The American, fancied by many to take gold in both the women’s downhill and super-combined events, has not skied at all since damaging her shin during a training run in Austria last week, and is also nursing a hand injury.
“I’m coming into these Olympics a lot more unsure than I was a few weeks ago,” the 25-year-old said.
“I at least want people to know what’s going on and if I don’t perform well, why that is. But I can guarantee you that I’m going to do everything I can to be as ready as I can with this injury and still try to ski well.”
Vonn is due to take part in her first official training run at Whistler today ahead of tomorrow’s opening ceremony before the women’s programme kicks off with the super-combi on Sunday.
Meanwhile, sports minister Gerry Sutcliffe has welcomed the stringent drug testing of every British athlete ahead of this year’s Winter Games.
UK Anti-Doping (Ukad) has announced it will test each Team GB athlete before the start of the Vancouver event tomorrow.
Sutcliffe said: “We want to lead the world in anti-doping. We have the team and infrastructure to make that happen. Athletes and fans must be confident that sport is clean and that everything is being done to catch drug cheats.”
Ukad chairman David Kenworthy added: “Our work with athletes leading into both the Winter Olympics and Paralympics is evidence that we have hit the ground running.

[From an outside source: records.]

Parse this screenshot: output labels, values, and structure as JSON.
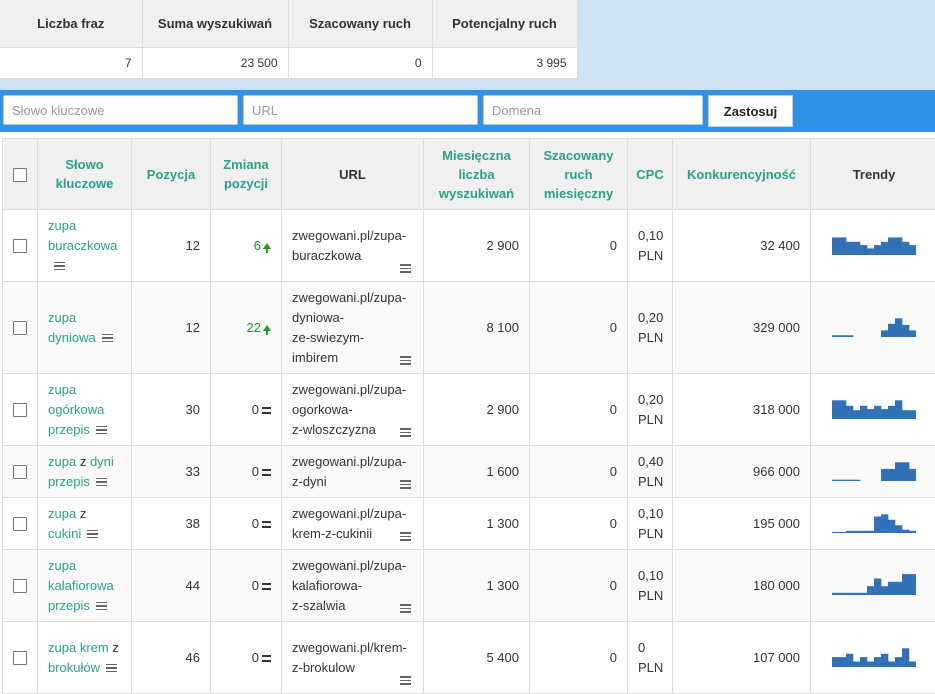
{
  "summary": {
    "headers": [
      "Liczba fraz",
      "Suma wyszukiwań",
      "Szacowany ruch",
      "Potencjalny ruch"
    ],
    "values": [
      "7",
      "23 500",
      "0",
      "3 995"
    ]
  },
  "filters": {
    "keyword_placeholder": "Słowo kluczowe",
    "url_placeholder": "URL",
    "domain_placeholder": "Domena",
    "apply_label": "Zastosuj"
  },
  "table": {
    "headers": {
      "keyword": "Słowo kluczowe",
      "position": "Pozycja",
      "change": "Zmiana pozycji",
      "url": "URL",
      "monthly": "Miesięczna liczba wyszukiwań",
      "traffic": "Szacowany ruch miesięczny",
      "cpc": "CPC",
      "competition": "Konkurencyjność",
      "trends": "Trendy"
    },
    "rows": [
      {
        "kw": [
          "zupa",
          "buraczkowa"
        ],
        "position": "12",
        "change": "6",
        "change_type": "up",
        "url": [
          "zwegowani.pl/zupa-",
          "buraczkowa"
        ],
        "monthly": "2 900",
        "traffic": "0",
        "cpc": [
          "0,10",
          "PLN"
        ],
        "competition": "32 400",
        "trend": [
          0.8,
          0.8,
          0.6,
          0.6,
          0.45,
          0.3,
          0.45,
          0.6,
          0.8,
          0.8,
          0.6,
          0.45
        ],
        "height": 71
      },
      {
        "kw": [
          "zupa",
          "dyniowa"
        ],
        "position": "12",
        "change": "22",
        "change_type": "up",
        "url": [
          "zwegowani.pl/zupa-",
          "dyniowa-",
          "ze-swiezym-",
          "imbirem"
        ],
        "monthly": "8 100",
        "traffic": "0",
        "cpc": [
          "0,20",
          "PLN"
        ],
        "competition": "329 000",
        "trend": [
          0.08,
          0.08,
          0.08,
          0.0,
          0.0,
          0.0,
          0.0,
          0.3,
          0.6,
          0.85,
          0.55,
          0.3
        ],
        "height": 91
      },
      {
        "kw": [
          "zupa",
          "ogórkowa",
          "przepis"
        ],
        "position": "30",
        "change": "0",
        "change_type": "eq",
        "url": [
          "zwegowani.pl/zupa-",
          "ogorkowa-",
          "z-wloszczyzna"
        ],
        "monthly": "2 900",
        "traffic": "0",
        "cpc": [
          "0,20",
          "PLN"
        ],
        "competition": "318 000",
        "trend": [
          0.85,
          0.85,
          0.6,
          0.4,
          0.6,
          0.45,
          0.6,
          0.45,
          0.6,
          0.85,
          0.4,
          0.4
        ],
        "height": 71
      },
      {
        "kw": [
          "zupa",
          "z",
          "dyni",
          "przepis"
        ],
        "position": "33",
        "change": "0",
        "change_type": "eq",
        "url": [
          "zwegowani.pl/zupa-",
          "z-dyni"
        ],
        "monthly": "1 600",
        "traffic": "0",
        "cpc": [
          "0,40",
          "PLN"
        ],
        "competition": "966 000",
        "trend": [
          0.06,
          0.06,
          0.06,
          0.06,
          0.0,
          0.0,
          0.0,
          0.55,
          0.55,
          0.85,
          0.85,
          0.55
        ],
        "height": 51
      },
      {
        "kw": [
          "zupa",
          "z",
          "cukini"
        ],
        "position": "38",
        "change": "0",
        "change_type": "eq",
        "url": [
          "zwegowani.pl/zupa-",
          "krem-z-cukinii"
        ],
        "monthly": "1 300",
        "traffic": "0",
        "cpc": [
          "0,10",
          "PLN"
        ],
        "competition": "195 000",
        "trend": [
          0.05,
          0.05,
          0.1,
          0.1,
          0.1,
          0.1,
          0.75,
          0.85,
          0.6,
          0.35,
          0.15,
          0.1
        ],
        "height": 51
      },
      {
        "kw": [
          "zupa",
          "kalafiorowa",
          "przepis"
        ],
        "position": "44",
        "change": "0",
        "change_type": "eq",
        "url": [
          "zwegowani.pl/zupa-",
          "kalafiorowa-",
          "z-szalwia"
        ],
        "monthly": "1 300",
        "traffic": "0",
        "cpc": [
          "0,10",
          "PLN"
        ],
        "competition": "180 000",
        "trend": [
          0.1,
          0.1,
          0.1,
          0.1,
          0.1,
          0.4,
          0.75,
          0.4,
          0.6,
          0.6,
          0.95,
          0.95
        ],
        "height": 71
      },
      {
        "kw": [
          "zupa",
          "krem",
          "z",
          "brokułów"
        ],
        "position": "46",
        "change": "0",
        "change_type": "eq",
        "url": [
          "zwegowani.pl/krem-",
          "z-brokulow"
        ],
        "monthly": "5 400",
        "traffic": "0",
        "cpc": [
          "0",
          "PLN"
        ],
        "competition": "107 000",
        "trend": [
          0.45,
          0.45,
          0.6,
          0.25,
          0.45,
          0.25,
          0.45,
          0.6,
          0.25,
          0.45,
          0.85,
          0.25
        ],
        "height": 71
      }
    ]
  },
  "colors": {
    "accent": "#2aa188",
    "bar": "#3172b7",
    "filterbar": "#2f92e8",
    "up": "#1aa01a"
  }
}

“We look forward to playing a lead role in protecting the right of athletes to compete in doping-free sport.”
Of the 1,500 tests conducted in the Turin Games of 2006, two were found to be positive.